In another area of level 1, I created cryo tanks by combining BSP with objects and materials in asset packs. By experimenting with lighting and particle systems, I was able to create a mysterious space for the player to discover an accessible air duct to crawl through. 

As the player emerges from the air ducts, they find them selves in a laboratory of sorts. In this space, I tried to create narrative context by depicting the suffering of an alien race by the ship's inhabitants. I also created the specimen tubes in similar manner as the cryo tanks. 

I created this storage area for the player to discover a secret area behind the barrels where they could find an energy booster. I conveyed this by angling a barrel on the ground and leaving a place on the platform where the barrel once existed, and added lighting and animated particles to grab the player's attention. 


One of the hallways leads to the next level upon unlocking the main door; I included a second hallway that ended at a door with blocked access due to ship damage. The door's access card is located on the second floor accessible only by dropping down through the ceiling where the player crawls through air ducts after figuring out how to climb up to the opening. 

Before I blocked out level 1, I created a series of top downs sketches.  I started with a basic floor plan and then refined that floor plan a few times creating gameplay elements. Iterations were made to adapt to game design changes from open world to linear. 

After I had a solid top down design, I began to blockout the general spaces that I wanted to have in my level. This helped me to understand dimensions, figure out what assets I would need, and decide if my design was going to be fun. 


What I Learned

I learned a ton from this project. I learned what's involved in being a lead on a game project and how that differed from being a lead in my prior career. I noted everything I would do differently from the start if I was given that opportunity again, but planning, organization, meetings, and playtesting are top takeaways.

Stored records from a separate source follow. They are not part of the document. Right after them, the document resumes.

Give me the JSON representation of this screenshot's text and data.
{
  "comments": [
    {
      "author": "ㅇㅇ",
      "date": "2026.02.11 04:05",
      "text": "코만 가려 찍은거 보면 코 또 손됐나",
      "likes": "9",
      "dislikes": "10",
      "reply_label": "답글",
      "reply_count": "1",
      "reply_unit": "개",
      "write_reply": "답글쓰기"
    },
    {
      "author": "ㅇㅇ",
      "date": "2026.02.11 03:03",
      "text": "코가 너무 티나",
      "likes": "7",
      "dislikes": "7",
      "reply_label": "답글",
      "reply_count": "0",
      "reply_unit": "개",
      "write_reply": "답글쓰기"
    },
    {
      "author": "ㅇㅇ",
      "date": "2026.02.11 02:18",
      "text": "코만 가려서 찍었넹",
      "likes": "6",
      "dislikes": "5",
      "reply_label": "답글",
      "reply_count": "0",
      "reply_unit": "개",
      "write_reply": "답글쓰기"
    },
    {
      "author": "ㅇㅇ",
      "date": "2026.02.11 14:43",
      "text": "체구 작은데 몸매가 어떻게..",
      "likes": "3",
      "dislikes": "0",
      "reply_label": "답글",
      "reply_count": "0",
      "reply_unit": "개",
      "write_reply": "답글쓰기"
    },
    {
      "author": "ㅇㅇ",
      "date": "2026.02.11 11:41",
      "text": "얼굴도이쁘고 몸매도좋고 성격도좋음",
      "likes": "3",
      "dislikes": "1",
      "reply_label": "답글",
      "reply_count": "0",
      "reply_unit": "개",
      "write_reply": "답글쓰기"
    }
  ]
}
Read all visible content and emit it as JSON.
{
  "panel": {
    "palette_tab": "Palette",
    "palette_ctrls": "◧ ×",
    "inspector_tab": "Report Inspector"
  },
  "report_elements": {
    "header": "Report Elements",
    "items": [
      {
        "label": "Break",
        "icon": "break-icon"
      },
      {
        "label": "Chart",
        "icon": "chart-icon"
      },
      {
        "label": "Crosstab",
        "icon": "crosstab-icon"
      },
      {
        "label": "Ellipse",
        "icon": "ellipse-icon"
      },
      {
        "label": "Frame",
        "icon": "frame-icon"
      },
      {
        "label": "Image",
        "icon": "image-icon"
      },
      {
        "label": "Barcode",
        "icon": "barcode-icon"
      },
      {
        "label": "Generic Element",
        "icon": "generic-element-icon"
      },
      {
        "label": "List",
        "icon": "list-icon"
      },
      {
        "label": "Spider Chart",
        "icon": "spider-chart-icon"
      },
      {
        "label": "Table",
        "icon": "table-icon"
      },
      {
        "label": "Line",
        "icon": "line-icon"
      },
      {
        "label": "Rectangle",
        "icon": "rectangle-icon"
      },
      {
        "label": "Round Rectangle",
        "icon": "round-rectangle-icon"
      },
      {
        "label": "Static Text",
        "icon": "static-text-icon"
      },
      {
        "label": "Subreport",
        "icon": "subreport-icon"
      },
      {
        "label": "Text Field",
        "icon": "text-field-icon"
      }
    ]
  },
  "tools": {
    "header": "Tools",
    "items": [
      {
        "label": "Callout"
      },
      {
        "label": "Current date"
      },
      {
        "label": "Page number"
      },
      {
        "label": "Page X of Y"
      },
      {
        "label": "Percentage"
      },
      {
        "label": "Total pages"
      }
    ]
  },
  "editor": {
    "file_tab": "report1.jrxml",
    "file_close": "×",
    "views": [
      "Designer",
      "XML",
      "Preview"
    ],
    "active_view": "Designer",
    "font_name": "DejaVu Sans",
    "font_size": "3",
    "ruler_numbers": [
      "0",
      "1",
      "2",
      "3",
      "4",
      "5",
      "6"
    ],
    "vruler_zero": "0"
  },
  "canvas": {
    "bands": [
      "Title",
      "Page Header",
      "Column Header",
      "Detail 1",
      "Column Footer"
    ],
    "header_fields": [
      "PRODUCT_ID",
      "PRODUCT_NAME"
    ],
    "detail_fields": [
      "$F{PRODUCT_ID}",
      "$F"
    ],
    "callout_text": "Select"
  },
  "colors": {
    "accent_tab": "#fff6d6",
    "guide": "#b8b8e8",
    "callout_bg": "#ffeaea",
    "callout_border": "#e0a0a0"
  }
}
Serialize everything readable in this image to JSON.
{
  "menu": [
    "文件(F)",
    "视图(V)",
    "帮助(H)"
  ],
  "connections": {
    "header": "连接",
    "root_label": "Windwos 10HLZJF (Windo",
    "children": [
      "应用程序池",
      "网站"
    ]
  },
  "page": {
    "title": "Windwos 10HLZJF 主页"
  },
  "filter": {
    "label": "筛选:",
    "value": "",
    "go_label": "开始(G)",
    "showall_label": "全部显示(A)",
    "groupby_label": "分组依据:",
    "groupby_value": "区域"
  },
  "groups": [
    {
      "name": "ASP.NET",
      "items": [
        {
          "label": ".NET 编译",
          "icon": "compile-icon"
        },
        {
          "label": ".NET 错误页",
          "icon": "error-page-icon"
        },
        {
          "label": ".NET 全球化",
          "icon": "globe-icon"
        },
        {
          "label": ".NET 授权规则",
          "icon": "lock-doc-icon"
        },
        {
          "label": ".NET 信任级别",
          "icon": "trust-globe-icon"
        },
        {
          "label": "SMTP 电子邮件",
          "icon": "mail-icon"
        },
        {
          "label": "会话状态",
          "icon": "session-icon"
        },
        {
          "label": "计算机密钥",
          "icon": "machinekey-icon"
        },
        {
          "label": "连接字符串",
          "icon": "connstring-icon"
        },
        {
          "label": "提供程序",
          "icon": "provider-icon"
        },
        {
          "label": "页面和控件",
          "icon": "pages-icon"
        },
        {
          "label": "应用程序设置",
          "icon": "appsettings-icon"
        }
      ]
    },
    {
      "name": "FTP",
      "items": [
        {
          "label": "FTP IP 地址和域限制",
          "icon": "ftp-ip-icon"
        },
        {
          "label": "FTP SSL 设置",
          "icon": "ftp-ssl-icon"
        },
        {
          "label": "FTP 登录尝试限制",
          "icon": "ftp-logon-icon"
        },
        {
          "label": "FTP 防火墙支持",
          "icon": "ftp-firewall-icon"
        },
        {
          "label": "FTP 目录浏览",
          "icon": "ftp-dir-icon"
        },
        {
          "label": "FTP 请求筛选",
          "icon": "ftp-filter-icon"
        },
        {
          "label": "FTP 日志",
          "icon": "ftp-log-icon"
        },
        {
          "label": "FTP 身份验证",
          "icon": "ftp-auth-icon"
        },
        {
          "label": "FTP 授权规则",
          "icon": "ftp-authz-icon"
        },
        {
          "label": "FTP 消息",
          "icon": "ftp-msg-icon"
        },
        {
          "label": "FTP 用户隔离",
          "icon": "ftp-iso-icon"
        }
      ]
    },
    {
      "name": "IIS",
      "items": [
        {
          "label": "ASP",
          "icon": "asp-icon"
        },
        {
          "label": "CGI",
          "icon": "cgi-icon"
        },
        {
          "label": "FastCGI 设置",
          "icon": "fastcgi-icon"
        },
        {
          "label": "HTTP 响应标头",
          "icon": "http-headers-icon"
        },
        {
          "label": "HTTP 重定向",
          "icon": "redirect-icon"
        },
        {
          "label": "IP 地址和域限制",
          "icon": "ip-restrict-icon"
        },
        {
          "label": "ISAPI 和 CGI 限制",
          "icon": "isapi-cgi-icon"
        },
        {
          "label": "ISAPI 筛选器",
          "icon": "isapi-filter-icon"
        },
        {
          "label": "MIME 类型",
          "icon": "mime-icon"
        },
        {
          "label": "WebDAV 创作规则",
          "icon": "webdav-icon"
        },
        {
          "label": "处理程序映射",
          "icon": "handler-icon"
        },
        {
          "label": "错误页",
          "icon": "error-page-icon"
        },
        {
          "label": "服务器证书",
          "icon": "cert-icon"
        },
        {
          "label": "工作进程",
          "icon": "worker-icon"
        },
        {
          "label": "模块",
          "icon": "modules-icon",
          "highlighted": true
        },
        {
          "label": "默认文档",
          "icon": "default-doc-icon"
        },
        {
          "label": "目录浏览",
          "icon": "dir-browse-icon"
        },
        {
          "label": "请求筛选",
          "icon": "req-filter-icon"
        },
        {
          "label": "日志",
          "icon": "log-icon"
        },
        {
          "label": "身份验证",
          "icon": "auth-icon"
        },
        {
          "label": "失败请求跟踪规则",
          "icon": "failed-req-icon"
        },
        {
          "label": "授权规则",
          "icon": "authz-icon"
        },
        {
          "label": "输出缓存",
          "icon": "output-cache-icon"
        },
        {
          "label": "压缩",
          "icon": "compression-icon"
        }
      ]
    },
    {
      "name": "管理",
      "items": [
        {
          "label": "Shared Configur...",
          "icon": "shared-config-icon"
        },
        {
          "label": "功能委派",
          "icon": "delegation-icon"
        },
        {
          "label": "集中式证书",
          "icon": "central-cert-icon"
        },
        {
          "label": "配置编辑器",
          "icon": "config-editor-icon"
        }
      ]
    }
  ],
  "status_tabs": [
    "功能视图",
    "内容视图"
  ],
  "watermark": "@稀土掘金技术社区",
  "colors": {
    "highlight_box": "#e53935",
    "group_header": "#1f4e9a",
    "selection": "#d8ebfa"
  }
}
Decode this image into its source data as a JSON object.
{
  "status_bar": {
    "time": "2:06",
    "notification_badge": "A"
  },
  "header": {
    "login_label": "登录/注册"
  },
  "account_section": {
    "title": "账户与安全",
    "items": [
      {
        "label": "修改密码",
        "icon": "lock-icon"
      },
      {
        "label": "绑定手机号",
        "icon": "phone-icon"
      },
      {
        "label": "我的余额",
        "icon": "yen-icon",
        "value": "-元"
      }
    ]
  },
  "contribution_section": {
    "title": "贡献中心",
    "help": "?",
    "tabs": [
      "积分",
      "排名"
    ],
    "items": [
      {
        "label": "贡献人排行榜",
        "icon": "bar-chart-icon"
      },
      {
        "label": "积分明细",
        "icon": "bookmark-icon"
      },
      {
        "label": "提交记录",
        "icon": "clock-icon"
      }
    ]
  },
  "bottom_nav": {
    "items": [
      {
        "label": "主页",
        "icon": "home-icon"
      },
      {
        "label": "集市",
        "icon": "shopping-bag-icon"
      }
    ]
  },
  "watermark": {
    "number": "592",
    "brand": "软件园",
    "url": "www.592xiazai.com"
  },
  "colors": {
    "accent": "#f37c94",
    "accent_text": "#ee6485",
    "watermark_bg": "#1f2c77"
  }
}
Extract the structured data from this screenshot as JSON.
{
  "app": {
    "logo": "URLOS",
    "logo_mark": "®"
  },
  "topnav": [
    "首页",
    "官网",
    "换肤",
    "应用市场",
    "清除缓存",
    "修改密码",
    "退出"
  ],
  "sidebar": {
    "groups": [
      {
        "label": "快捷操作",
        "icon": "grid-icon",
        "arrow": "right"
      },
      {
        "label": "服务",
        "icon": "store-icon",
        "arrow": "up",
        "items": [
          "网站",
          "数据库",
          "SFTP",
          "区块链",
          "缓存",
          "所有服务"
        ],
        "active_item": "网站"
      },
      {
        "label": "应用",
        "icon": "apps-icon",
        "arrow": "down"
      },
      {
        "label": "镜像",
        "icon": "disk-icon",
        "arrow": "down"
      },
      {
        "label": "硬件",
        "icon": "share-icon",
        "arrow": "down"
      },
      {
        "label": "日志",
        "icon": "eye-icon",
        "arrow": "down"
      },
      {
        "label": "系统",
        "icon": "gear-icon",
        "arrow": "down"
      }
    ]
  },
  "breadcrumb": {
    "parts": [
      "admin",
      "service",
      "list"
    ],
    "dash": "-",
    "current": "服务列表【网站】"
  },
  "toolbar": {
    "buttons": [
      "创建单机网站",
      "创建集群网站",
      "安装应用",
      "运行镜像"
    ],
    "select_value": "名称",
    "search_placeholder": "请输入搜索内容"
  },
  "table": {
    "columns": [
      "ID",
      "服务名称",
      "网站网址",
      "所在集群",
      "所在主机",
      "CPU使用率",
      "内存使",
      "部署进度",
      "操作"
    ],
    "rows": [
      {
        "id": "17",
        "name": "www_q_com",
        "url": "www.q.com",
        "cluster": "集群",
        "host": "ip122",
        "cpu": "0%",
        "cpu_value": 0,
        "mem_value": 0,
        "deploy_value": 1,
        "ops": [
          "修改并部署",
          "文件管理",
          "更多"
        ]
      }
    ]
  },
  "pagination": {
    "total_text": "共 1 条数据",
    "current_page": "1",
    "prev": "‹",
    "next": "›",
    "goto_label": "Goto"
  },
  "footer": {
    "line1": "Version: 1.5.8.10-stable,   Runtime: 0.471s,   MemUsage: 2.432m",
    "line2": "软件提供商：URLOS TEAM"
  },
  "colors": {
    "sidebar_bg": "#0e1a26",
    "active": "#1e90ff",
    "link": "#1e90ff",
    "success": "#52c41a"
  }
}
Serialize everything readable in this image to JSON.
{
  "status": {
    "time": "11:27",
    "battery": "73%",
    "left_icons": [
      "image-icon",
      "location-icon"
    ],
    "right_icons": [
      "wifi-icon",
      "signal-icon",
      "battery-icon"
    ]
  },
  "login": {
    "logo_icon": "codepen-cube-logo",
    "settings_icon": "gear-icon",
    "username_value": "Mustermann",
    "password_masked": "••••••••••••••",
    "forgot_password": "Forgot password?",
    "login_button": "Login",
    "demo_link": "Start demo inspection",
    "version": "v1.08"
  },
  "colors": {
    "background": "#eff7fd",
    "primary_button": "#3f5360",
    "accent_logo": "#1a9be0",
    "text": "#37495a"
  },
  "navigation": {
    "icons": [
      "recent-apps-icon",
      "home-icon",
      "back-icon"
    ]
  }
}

Probably one of the key things I learned was that you have to research what you don't know, and you have to take control of your learning and career. I did not waste time in this course. I knew very little about level design when this project started, but I spent every evening after working my full-time day job soaking up every article and video I could find on my own. I started blocking out my level only after I knew some of the basic design theories involved, and that was after I made 5 top downs first. I was so new, that I didn't know what a block out was, or that meshes were different from BSPs, or what exactly a level designer was exactly.


I learned everything this term, and I learned it because I applied myself and spent every waking minute outside of work and class, learning on my own. My first level ever (pictured above) may not have the grandest conveyance or the most beautiful lighting and set dressing, and meshes may be floating or impaling walls, but I can assure you that I aligned the BSP on a grid, learned to group BSP and static meshes together to create interesting variety and clutter, and learned how to navigate the engine like a pro. I learned all of it through countless tutorials and articles, and through sheer hours of practice.


The result? I ended up becoming one of the most effective designers in this course and became level design lead. My level was nicknamed "Flex City" by my instructor. In that process, I learned how to scope down a project, work with other leads to make game changing decisions, and manage people on a game development team. I learned some hard lessons about what not to do as well; takeaways for next time.


All of this effort paid off in the end as I used this project as my portfolio piece to get into SMU Guildhall. I am still soaking up all of the level design knowledge I can, and practicing for hours every day to become a great designer. ​


Overall, I learned to make and do great things and not just do the bare minimum. I learned to seek out, learn, and do what others don't make the time to do. Then, when I got to Guildhall, I shared any knowledge and experience I could with my classmates as we made a new game project together, as it was the first for many of them as well.